◆ **Task requirements**
Using the entries that follow, report the number of lines that include the string "author", without any other text.

---------- Records supplied ----------

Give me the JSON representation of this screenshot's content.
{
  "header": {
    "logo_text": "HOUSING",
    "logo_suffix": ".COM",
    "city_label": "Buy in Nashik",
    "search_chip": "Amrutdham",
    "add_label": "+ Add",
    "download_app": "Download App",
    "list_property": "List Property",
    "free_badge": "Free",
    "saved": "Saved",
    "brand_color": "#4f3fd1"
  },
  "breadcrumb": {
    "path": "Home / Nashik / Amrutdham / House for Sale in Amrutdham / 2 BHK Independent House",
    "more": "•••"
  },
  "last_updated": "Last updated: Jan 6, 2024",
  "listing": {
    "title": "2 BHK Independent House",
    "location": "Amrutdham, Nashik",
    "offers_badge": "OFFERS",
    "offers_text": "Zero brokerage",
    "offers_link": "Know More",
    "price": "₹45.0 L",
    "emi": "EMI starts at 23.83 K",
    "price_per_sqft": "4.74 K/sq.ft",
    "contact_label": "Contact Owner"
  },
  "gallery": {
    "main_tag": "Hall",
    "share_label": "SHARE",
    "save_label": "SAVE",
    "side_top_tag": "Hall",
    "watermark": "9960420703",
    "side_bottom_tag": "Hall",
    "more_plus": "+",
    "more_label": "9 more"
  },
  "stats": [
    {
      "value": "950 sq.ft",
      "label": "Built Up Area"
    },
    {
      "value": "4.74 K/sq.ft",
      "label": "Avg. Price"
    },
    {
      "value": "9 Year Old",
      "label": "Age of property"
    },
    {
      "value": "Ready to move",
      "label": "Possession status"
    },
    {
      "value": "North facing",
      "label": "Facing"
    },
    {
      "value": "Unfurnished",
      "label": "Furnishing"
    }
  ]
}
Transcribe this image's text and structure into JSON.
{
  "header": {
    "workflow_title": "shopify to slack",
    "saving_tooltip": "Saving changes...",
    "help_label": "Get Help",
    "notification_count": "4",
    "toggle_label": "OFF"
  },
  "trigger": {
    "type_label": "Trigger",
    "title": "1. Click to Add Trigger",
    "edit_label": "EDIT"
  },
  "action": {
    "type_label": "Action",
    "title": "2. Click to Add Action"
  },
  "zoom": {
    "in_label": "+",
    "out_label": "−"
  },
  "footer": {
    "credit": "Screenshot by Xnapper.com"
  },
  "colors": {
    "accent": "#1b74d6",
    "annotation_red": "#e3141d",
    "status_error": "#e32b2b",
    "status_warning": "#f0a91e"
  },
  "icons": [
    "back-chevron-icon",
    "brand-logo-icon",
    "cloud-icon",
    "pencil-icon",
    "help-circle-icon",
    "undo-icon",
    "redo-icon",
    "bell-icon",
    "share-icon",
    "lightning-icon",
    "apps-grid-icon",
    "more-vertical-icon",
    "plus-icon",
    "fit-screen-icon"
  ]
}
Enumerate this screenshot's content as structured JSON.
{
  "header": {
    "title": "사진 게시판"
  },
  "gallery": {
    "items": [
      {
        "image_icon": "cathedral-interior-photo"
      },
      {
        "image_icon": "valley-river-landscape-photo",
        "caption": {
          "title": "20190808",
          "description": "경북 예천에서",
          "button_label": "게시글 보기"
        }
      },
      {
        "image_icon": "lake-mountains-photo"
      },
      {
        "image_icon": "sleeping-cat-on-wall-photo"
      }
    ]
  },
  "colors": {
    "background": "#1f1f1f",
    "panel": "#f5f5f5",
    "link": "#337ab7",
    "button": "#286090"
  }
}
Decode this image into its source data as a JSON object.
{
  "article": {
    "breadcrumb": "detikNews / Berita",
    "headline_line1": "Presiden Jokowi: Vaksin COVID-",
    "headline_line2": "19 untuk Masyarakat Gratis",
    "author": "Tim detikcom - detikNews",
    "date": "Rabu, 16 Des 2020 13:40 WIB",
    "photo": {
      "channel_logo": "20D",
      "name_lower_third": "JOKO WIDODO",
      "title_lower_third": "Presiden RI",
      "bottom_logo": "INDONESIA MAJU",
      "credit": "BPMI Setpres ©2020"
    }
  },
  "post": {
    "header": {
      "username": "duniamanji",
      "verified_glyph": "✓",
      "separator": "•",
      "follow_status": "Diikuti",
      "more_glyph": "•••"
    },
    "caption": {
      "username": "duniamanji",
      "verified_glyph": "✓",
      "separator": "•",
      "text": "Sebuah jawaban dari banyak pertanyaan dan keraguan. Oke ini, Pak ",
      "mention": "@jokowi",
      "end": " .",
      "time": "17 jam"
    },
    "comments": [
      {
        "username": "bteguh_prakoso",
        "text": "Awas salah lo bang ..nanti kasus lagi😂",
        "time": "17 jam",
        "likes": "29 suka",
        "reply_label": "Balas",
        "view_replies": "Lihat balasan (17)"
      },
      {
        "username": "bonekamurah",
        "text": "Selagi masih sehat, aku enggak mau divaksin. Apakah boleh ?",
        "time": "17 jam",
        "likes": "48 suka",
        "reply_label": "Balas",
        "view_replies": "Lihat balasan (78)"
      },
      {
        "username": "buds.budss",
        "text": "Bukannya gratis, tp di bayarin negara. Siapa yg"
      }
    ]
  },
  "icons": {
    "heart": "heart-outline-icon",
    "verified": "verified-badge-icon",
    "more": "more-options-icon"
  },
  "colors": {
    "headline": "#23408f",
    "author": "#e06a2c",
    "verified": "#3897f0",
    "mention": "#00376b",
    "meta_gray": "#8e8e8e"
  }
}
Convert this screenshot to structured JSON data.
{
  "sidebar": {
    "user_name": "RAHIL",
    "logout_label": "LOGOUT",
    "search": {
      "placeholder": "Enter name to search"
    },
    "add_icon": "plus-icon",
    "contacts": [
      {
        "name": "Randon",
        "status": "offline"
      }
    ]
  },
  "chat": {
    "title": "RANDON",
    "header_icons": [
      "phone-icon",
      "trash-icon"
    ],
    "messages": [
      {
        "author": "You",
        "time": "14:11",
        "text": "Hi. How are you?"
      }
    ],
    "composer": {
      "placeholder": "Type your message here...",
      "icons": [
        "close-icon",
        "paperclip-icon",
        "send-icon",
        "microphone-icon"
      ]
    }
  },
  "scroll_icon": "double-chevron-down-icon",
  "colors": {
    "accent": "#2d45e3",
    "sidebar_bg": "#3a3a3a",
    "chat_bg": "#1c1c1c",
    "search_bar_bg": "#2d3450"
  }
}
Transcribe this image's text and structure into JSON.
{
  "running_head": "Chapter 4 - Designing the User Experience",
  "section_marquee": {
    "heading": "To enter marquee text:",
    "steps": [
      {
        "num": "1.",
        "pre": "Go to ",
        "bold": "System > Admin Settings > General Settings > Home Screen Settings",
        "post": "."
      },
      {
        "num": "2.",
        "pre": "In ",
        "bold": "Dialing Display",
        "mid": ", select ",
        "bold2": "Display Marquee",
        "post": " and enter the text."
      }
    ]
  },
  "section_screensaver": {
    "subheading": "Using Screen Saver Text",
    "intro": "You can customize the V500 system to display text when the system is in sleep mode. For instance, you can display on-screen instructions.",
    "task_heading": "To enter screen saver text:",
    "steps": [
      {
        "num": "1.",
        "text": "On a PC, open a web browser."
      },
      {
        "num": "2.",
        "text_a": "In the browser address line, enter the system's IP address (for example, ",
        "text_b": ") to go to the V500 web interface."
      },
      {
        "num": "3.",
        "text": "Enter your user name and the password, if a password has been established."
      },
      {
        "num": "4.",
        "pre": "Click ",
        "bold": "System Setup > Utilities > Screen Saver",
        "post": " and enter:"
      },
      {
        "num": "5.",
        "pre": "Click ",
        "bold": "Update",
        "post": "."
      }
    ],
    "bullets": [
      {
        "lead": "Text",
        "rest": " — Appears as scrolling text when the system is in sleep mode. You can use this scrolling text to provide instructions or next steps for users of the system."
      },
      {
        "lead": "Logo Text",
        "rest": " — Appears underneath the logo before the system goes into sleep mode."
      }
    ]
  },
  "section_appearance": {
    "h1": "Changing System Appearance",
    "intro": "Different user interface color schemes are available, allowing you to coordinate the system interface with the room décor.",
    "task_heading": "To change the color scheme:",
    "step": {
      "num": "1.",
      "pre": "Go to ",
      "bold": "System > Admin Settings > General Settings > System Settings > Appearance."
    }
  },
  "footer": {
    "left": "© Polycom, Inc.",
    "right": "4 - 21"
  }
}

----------

◆ **Solved exercise**
3